Friday, January 31, 2014

The Chubby Vegetarian Mushroom Debris Po' Boy at The Second Line

We are super-pumped to be a part of the po' boy menu at Chef Kelly English's brand-new restaurant, The Second Line. You see, my dad always told me, "Son, surround yourself with good sandwiches, and you can't go wrong!" Wait, maybe it was 'people' not 'sandwiches.' I forget! 

Well, in either case, both things hold true here. When you go to The Second Line, you'll be surrounded by good sandwiches named after good people. There's the Johnny Snack that's inspired by Chef John Currence, and The Verno that's named for sports talk show host Chris Vernon, and The Besh BBQ Shrimp which is Kelly's mentor John Besh's own recipe. And lastly, there is a sandwich called The Chubby Vegetarian Mushroom Debris (pronounced day-bree), which is our recipe we developed and tested with Kelly. We feel blessed to be in such good company!


It all stared with a conversation with the chef. "I've never had a po' boy that was intended to be vegetarian, but still rang true," Chef English told us. "I don't want a sandwich that's been so gussied up it no longer resembles a po' boy," he continued."That's exactly what I want, and I know you are up to the task!" 

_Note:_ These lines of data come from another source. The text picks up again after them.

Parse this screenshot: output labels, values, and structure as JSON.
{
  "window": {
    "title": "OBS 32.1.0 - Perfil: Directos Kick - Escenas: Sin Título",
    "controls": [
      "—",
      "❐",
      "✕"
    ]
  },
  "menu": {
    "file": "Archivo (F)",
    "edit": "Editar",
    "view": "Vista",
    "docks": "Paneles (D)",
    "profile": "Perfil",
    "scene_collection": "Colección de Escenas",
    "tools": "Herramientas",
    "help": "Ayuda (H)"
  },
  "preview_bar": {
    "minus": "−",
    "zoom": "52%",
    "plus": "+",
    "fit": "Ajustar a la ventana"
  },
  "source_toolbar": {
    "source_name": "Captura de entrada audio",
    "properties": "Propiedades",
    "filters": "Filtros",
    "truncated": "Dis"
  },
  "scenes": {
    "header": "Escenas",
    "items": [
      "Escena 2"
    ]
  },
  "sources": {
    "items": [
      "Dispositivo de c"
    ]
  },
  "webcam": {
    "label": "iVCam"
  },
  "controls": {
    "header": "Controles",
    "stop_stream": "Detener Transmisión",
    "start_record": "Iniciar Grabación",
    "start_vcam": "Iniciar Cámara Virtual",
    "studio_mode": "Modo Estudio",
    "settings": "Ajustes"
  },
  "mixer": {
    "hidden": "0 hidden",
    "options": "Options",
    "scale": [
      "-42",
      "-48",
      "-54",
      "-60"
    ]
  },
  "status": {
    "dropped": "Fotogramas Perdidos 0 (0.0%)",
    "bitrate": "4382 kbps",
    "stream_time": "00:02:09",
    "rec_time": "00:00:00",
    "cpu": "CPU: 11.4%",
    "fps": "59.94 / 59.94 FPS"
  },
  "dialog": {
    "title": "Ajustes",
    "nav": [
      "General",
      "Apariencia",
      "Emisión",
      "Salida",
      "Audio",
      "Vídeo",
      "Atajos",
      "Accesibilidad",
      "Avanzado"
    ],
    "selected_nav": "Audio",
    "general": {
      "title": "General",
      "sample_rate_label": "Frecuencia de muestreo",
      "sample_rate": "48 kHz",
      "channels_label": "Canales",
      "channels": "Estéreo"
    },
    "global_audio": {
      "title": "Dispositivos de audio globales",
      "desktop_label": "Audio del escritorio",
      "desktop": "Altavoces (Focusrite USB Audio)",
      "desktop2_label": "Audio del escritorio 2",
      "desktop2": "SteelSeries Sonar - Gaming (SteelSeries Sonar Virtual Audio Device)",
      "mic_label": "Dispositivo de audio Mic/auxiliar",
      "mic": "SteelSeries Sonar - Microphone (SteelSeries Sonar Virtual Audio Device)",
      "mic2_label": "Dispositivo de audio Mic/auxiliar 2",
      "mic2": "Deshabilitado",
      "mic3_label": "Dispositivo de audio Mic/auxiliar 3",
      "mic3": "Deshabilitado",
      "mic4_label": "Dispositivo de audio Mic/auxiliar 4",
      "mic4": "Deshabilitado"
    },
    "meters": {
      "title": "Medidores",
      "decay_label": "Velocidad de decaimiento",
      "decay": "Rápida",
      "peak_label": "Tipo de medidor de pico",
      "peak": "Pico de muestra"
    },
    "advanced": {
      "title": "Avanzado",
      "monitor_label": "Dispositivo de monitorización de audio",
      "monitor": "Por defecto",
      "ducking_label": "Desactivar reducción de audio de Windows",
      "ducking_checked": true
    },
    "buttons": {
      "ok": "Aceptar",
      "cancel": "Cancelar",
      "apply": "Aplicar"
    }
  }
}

With that vote of confidence, we got to work making lots and lots of sandwiches! First there was the Andoullie Eggplant Po' Boy, a sandwich stuffed with grilled and spiced eggplant which was a close runner-up, then there was the "K.O.," which was beer-battered king oyster mushrooms and sea beans. We briefly toyed around with the idea of using jackfruit, then got weirded out by the fact that it was a canned product. 

So, we tried the same jackfruit preparation on mushrooms…bingo! I don't want to oversell it, but it really is amazing! Fresh portobello or crimini mushrooms are braised in red wine with celery, carrots, garlic, thyme, and bay leaves. The mushrooms form their own meaty and flavorful broth during the braise, which is then spooned generously onto a pistolette and garnished with pickles, lettuce, tomato, and mayo.


 "A po' boy has to drip down your arm with the first bite," Kelly is fond of saying. So we wanted to deliver just that. It's a wonderfully messy thing! "What we ended up with," he said, "I couldn't be prouder of, and it is one of my first recommendations I make, to any type of 'vore: carnivore, herbivore, or omnivore." So, go and gather up some good people and surround yourselves with good sandwiches at The Second Line!

Here are a few insider tips. The filling itself is vegan, as is the bread, and there's no cheese on it, so the sandwich can easily be ordered without mayo -- if you are into that sort of thing. The O.G. po' boy from the menu can be made with the Chubby Vegetarian Mushroom Debris gravy, and that makes it a T.C.V.O.G. It comes with French fries piled on the sandwich -- if you are into that sort of thing. 




The Chubby Vegetarian Debris Po Boy at The Second Line

2 tablespoons olive oil

1 large white onion (thinly sliced into half-moons)
2 medium ribs celery (thinly sliced)
2 medium carrots (thinly sliced)
6 cloves garlic (smashed)
1 teaspoon dried thyme
1 tablespoon dried, crumbled porcini mushrooms
2 bay leaves

1 1/2 cups dry red wine
2 cups vegetable stock
4 to 5 large portobello mushrooms or 3 8-ounce packages of crimini (*thinly sliced)
1 tablespoon champagne vinegar
1 heaping tablespoon tomato paste
1 tablespoon vegetarian Worcestershire
Hot sauce to taste

3 12-inch crispy French rolls (split)
Pickles, sliced tomatoes, mayonnaise (vegan or regular), Creole mustard, and thinly sliced iceberg lettuce (to garnish)


In a stock pot over medium heat, add the olive oil and heat until it starts to shimmer. Add the onions, celery, and carrots and cook until nice and brown. This takes about 20 minutes with some occasional stirring, but it's worth it. The flavor gained from all those brown bits is amazing!

Add the garlic, thyme, porcini, bay leaves, and red wine to the pot. Scrape up any bits that are stuck to the bottom of the pot, and cook until it looks dry, about 1o minutes. Add the stock, sliced portobellos, vinegar, tomato paste, and Worcestershire. Once the liquid starts to simmer, reduce to low heat, and cook, uncovered, for 45 minutes. The liquid should have reduced significantly at the end of the cooking time.  Serve heaped onto several French rolls garnished with pickles, sliced tomatoes, mayonnaise, Creole mustard, and cabbage. (Serves 6.)

*I slice the raw mushrooms about 1/8-inch thick on my meat slicer. I lay the mushrooms flat and slice disks. This way there are lots of large slices and tons of great bits and pieces.


1 comment:

Anonymous said...

Made this tonight, instead of a sandwich I served it over mashed potatoes. Much like a slow cooked pot roast. It was amazing! This recipe is a keeper.